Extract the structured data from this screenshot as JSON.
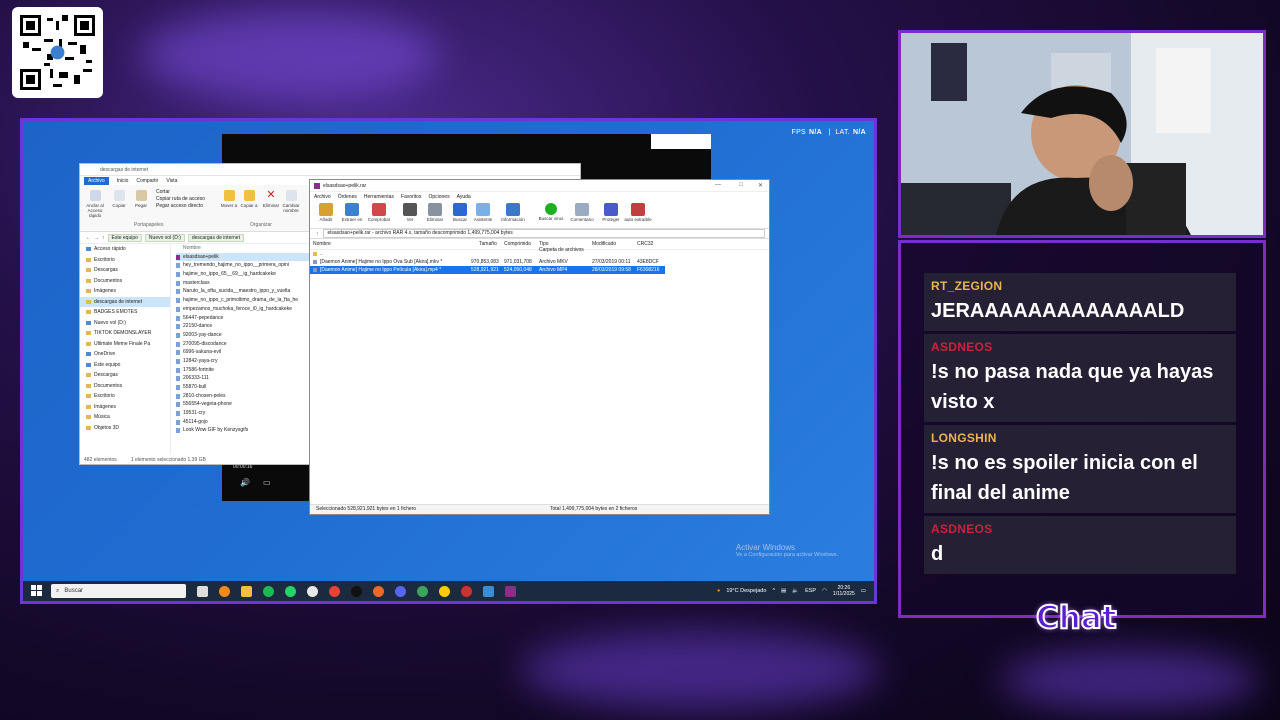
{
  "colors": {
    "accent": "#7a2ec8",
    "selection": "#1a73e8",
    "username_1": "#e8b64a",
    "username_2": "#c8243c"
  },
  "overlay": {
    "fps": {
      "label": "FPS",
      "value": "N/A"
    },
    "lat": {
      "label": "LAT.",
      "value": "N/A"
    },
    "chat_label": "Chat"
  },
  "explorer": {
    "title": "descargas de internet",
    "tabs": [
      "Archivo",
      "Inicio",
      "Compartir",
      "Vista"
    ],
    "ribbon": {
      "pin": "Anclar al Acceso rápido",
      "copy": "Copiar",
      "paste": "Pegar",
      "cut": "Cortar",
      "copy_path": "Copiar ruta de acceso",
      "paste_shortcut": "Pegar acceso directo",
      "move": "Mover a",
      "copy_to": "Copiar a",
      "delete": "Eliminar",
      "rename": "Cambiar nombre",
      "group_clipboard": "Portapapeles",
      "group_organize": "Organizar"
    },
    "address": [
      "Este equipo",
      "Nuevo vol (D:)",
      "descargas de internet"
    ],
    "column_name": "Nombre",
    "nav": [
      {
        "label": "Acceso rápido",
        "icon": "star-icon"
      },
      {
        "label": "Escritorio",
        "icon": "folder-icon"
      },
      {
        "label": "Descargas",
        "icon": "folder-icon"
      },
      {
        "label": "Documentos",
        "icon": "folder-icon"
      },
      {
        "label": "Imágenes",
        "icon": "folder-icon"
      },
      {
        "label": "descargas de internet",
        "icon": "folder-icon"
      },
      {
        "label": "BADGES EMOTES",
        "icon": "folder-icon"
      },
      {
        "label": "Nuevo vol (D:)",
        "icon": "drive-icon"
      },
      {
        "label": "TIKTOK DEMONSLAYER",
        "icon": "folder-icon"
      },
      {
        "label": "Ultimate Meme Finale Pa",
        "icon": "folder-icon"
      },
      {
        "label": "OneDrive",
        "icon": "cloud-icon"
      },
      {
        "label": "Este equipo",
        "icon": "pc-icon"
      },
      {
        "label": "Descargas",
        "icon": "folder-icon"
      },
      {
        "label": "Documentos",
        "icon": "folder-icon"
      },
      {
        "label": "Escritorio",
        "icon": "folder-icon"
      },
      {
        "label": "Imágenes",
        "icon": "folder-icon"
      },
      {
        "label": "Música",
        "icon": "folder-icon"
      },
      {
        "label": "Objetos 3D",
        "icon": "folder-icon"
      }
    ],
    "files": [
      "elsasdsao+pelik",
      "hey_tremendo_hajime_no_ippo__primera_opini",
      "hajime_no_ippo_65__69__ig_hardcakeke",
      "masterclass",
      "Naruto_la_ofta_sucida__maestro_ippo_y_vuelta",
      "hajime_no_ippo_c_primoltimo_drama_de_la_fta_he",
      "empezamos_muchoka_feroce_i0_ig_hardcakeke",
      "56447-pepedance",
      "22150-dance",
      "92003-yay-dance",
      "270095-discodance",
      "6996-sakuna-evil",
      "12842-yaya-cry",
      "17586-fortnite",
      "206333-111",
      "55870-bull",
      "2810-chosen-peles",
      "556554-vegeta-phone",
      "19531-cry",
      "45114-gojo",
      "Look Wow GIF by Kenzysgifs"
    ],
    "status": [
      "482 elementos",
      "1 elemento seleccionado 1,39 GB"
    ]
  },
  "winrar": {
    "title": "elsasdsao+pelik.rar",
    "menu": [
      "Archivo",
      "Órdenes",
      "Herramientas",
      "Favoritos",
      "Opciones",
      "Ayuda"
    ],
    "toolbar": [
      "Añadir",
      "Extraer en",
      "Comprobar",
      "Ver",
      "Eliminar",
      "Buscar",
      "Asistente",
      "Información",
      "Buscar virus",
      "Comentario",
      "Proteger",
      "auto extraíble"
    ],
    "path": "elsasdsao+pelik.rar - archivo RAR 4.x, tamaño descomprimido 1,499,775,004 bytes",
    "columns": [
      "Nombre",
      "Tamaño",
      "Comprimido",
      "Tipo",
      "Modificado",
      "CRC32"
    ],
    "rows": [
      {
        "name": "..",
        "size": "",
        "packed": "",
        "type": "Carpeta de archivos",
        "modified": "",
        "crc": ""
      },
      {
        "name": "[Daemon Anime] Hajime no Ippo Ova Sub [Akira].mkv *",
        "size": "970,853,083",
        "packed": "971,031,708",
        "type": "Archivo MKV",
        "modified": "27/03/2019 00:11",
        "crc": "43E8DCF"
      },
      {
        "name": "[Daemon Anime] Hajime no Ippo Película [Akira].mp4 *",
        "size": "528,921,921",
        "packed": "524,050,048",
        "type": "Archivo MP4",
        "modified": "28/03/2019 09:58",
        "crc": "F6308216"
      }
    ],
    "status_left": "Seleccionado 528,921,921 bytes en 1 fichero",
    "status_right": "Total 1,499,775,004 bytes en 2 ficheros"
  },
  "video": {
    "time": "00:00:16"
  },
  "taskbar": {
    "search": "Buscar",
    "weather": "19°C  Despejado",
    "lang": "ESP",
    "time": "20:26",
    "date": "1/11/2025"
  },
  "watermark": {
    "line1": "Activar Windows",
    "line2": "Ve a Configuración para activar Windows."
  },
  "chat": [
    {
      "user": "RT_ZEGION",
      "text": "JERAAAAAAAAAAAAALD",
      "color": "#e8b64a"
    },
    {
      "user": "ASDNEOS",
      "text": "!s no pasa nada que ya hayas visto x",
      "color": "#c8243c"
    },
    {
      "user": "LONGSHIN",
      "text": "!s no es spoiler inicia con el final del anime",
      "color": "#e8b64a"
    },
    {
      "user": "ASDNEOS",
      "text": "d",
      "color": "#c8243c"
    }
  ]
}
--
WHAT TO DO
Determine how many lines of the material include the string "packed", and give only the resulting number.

EXERCISE ANSWER
3